However, a commission drawing representatives from WHO, the CDC, and Doctors Without Borders has concluded that practices at the hospital in Uige were indeed transmitting the virus from infected patients to other patients, according to Update 2 of the International Red Cross (April 15). The hospital's Marburg isolation ward was empty as of April 14, since families refuse to allow their sick to be taken there.
The anthropologists will be joined by experts in social mobilization from Angola, D.R. Congo, and Mozambique.
Brazil for Transfer of Its HIV Drug Technology to Africa
Brazilian President Lula da Silva is discussing the transfer of Brazilian anti-HIV drug technology to Africa, in his fourth Presidential trip to Africa, which began on April 10. Lula will be visiting five African countries (Cameroon, Nigeria, Ghana, Guinea Bissau, and Senegal) on the trip. Brazil's own anti-HIV program is world-renowned, for having developed a national capability to produce generic anti-retroviral drugs at a price which permits the government to provide these medicines free to all HIV sufferers in the country. Agreements for the transfer of this technology are under discussion with at least Cameroon and Nigeria.
Nigeria and Brazil To Work for South American-African Summit
Nigeria and Brazil have agreed to work on organizing a first-ever South American-African heads of state summit, for sometime in 2006, similar to the ground-breaking South America-Arab summit set for May 2005. This was one of the agreements reported, following Lula da Silva's discussions with Nigerian President Olusegun Obasanjo on April 11. The Brazilian President said he would propose the summit to his fellow South American heads of state when they next meet in Brasilia, in August, according to Tribuna da Imprensa April 12.
Lula spoke in Nigeria of the necessity of increasing all aspects of relations with the African nations: trade, cultural, political. Brazil is offering "partnership" with Africa, he said.
In his visit to Cameroon, Lula re-opened Brazil's embassy, which had been closed in 1999 by the previous government, when Brazil was hit by its financial crisis. Lula promised that Brazilian construction firms would now return, also, to work on energy and construction projects. "I want to assure you, that this time, Brazil came to stay," the President said. A large delegation is accompanying Lula on his visit to Africa.
ICG Disputes Cheney/Bush Gang-Busters Approach to Sahel
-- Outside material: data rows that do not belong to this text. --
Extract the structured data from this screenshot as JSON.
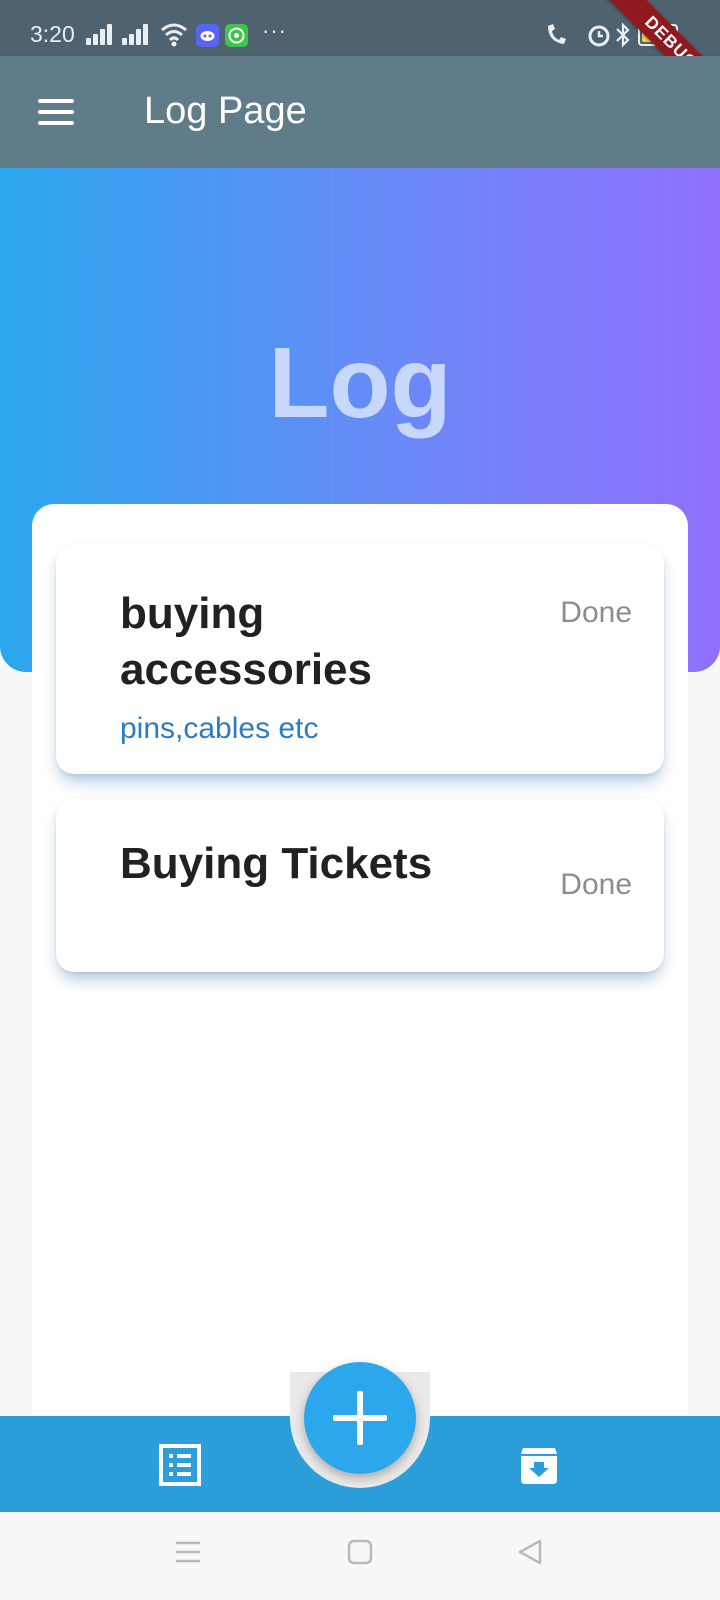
{
  "status_bar": {
    "time": "3:20",
    "more": "···",
    "battery": "100",
    "discord_color": "#5865f2",
    "whatsapp_color": "#3ac84b"
  },
  "debug_banner": {
    "label": "DEBUG"
  },
  "app_bar": {
    "title": "Log Page",
    "background": "#617c89"
  },
  "hero": {
    "title": "Log",
    "gradient": [
      "#2aa7ee",
      "#8f6ffd"
    ]
  },
  "log_items": [
    {
      "title": "buying accessories",
      "subtitle": "pins,cables etc",
      "status": "Done"
    },
    {
      "title": "Buying Tickets",
      "subtitle": "",
      "status": "Done"
    }
  ],
  "bottom_nav": {
    "background": "#2c9ed9",
    "left_icon": "list-icon",
    "fab_icon": "plus-icon",
    "right_icon": "archive-icon"
  },
  "system_nav": {
    "icons": [
      "recents-icon",
      "home-icon",
      "back-icon"
    ]
  }
}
"Islamic Terrorism in the Sahel: Fact or Fiction?" is the title of an International Crisis Group (ICG) report issued March 31. The liberal imperialist ICG is concerned that the Cheney/Bush gang-busters approach, embodied in its Pan Sahel Initiative (PSI), will create more terrorism than it suppresses. (ICG does not suggest that that might have been the intention.)
The PSI embraces Mali, Niger, Chad, and Mauritania, and expansion to additional countries is being considered. The region "is increasingly referred to by the U.S. military as 'the new front in the war on terrorism.'... However, the Sahel is not a hotbed of terrorist activity," according to the ICG. It does not consider the Salafist Group for Preaching and Combat (GSPC) to be a serious threat. (The U.S. military typically singles out the GSPC, now down to three dozen or so members, as the big threat.) The discrepancy between claim and reality was emphasized in EIW's Africa Digest in December 2004 (#50).
It notes that "Mali, a star pupil of 1990s neo-liberal democratization, runs the greatest risk of any West African country other than Nigeria of violent Islamist activity" (emphasis added).
ICG's recommendation is that the PSI "be folded into a more balanced approach to the region, one also in which Europeans and Americans work more closely together." Aid for livestock raising and tourism is needed, it says.